Becky May has decided to leave guilt at the door in the run up to Christmas

Christmas Guilt_v1

I wonder how your December is going? Anything like mine:

 December 1st: Postal strikes mean the sticker advent calendars haven’t arrived on time, you wake up early in the morning when you realise you didn’t order the Jesse tree ornaments you promised yourself you would this year, and totally forgot to spend the year accumulating lego pieces for the self-designed lego nativity advent calendar.

 December 3rd: Discover you could have read the whole of Luke’s gospel in advent, a chapter a day and decide you could try to catch up.

 December 5th: forget to light advent candle.

 December 7th: forget to blow out advent candle.

 December 8th: Realise you couldn’t try to catch up with daily readings of Luke.

 December 10th: Fetch Christmas decorations out and discover three other advent countdown decorations, complete with daily Bible readings.

 December 11th: Miss the Christingle service due to a birthday party.

 December 12th-16th: Spend the whole week running around to school events, after school end of term concerts, club parties, Christmas fayres…. Forget the candle, the readings, pretty much everything!

The list could go on, and no doubt will.

As parents, we’re really good at guilt, aren’t we? From the moment we are handed a tiny baby we worry we are holding them wrongly, feeding them wrongly, that we’ll choose the wrong school… As Christian parents, we worry whether we’ll raise them in a godly way so that they’ll know and love Jesus for themselves. As Christian parents at Christmas we can have a whole load more worry and guilt to way us down; will we keep the focus on Jesus, will we be able to share the story in a meaningful way with them, will we be able to share God’s love for others this year, will we invite those we should to the carol service, will we even make it to the carol service?
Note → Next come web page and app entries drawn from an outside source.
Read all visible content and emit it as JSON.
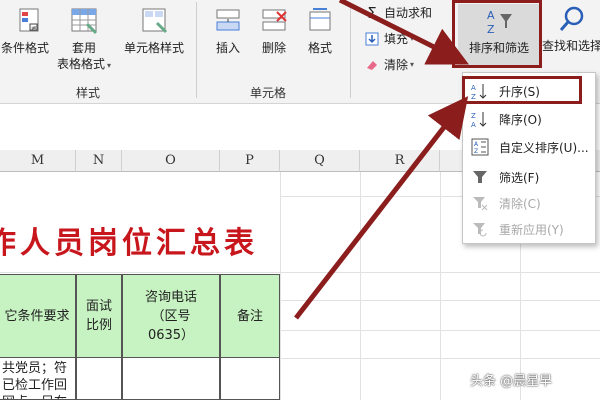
{
  "ribbon": {
    "styles_group": {
      "label": "样式",
      "conditional_format": "条件格式",
      "format_as_table_line1": "套用",
      "format_as_table_line2": "表格格式",
      "cell_styles": "单元格样式"
    },
    "cells_group": {
      "label": "单元格",
      "insert": "插入",
      "delete": "删除",
      "format": "格式"
    },
    "editing_group": {
      "autosum": "自动求和",
      "fill": "填充",
      "clear": "清除",
      "sort_filter": "排序和筛选",
      "find_select": "查找和选择"
    }
  },
  "sort_menu": {
    "items": [
      {
        "label": "升序(S)",
        "icon": "sort-ascending-icon",
        "enabled": true
      },
      {
        "label": "降序(O)",
        "icon": "sort-descending-icon",
        "enabled": true
      },
      {
        "label": "自定义排序(U)...",
        "icon": "custom-sort-icon",
        "enabled": true
      },
      {
        "label": "筛选(F)",
        "icon": "filter-icon",
        "enabled": true
      },
      {
        "label": "清除(C)",
        "icon": "clear-filter-icon",
        "enabled": false
      },
      {
        "label": "重新应用(Y)",
        "icon": "reapply-icon",
        "enabled": false
      }
    ]
  },
  "sheet": {
    "columns": [
      "M",
      "N",
      "O",
      "P",
      "Q",
      "R"
    ],
    "title": "作人员岗位汇总表",
    "table_headers": [
      "它条件要求",
      "面试\n比例",
      "咨询电话\n（区号\n0635）",
      "备注"
    ],
    "first_row_cell": "共党员；符\n已检工作回\n网点，另在"
  },
  "watermark": "头条 @晨星早",
  "colors": {
    "title_red": "#c8161d",
    "header_green": "#c7f2c1",
    "arrow_dark_red": "#8b1d1d"
  }
}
Of course, it is right that we think about all of these things, but the worry and the guilt is not welcome. That is not of God.

I don’t know about you, but this December seems particularly frenetic to me. The lockdowns and restrictions of the past two Christmases when we had more time to ourselves, but less places to go are a distant memory, as invitations and expectations seem raised this year and while it’s absolutely wonderful to be able to enjoy these experiences once again, it can leave our heads spinning and all the choice available to us; how do we navigate this season in a way that keeps Jesus centre stage, loses the parent-guilt and doesn’t cause exhaustion or frustration?

Here are my three simple top tips which I will try to follow this year:

1. Decide what is really important to you as a family and prioritise that.

All the options available can be rather overwhelming. There are 24 hours in a day, seven days in a week and time isn’t elastic in December. You cannot do everything. Let some of it go and choose to focus on the things that are most important to your family. Incidentally, this doesn’t mean choosing your fourth carol service of December over the family party. The time with family is important and the choices available to you may all be valid; you may just need to make some difficult choices. But when you have; enjoy the choice you have made, knowing that this was more important for you. When in doubt, a reminder of the good ol’ WWJD? question may help.

 2. Do one thing intentionally.

I can be full of good intentions; Jesse trees, lego nativity scenes, daily teatime family devotions. These intentions can all be great, but if we don’t actually do them, that’s exactly what they remain; a good intention. Often we fail because we aim for too much. It is better for us to choose one thing, perhaps something you do every year, or something special for this year alone, that you will choose to do; a Christmas eve service, a Christmas morning service, a birthday cake for Jesus instead of (or alongside) Christmas pudding… There are umpteen possibilities, but don’t get bogged down with the options, just be intentional about doing one thing.

 3. Be present in the moment.

There seems to be no greater moment in the year to feel the closeness of heaven to earth. Jesus is on our lips as we sing, as we read, as we pray, not just at church or at home but in the unexpected places too; the school carol service, the singing outside the village pub, the nativity scene in the shopping centre. If we tie ourselves up in knots about what we should be doing, we can miss the opportunities that present themselves in the normal walking around of life. When you’re with your children, notice the things they are noticing. Ask the Holy Spirit to nudge you to see what it happening and take the opportunity to talk about those things. We can have some of our greatest God-conversations when we just make ourselves available to him and to those he loves.

So have a wonderful Jesus-filled Christmas, and leave the guilt at the door.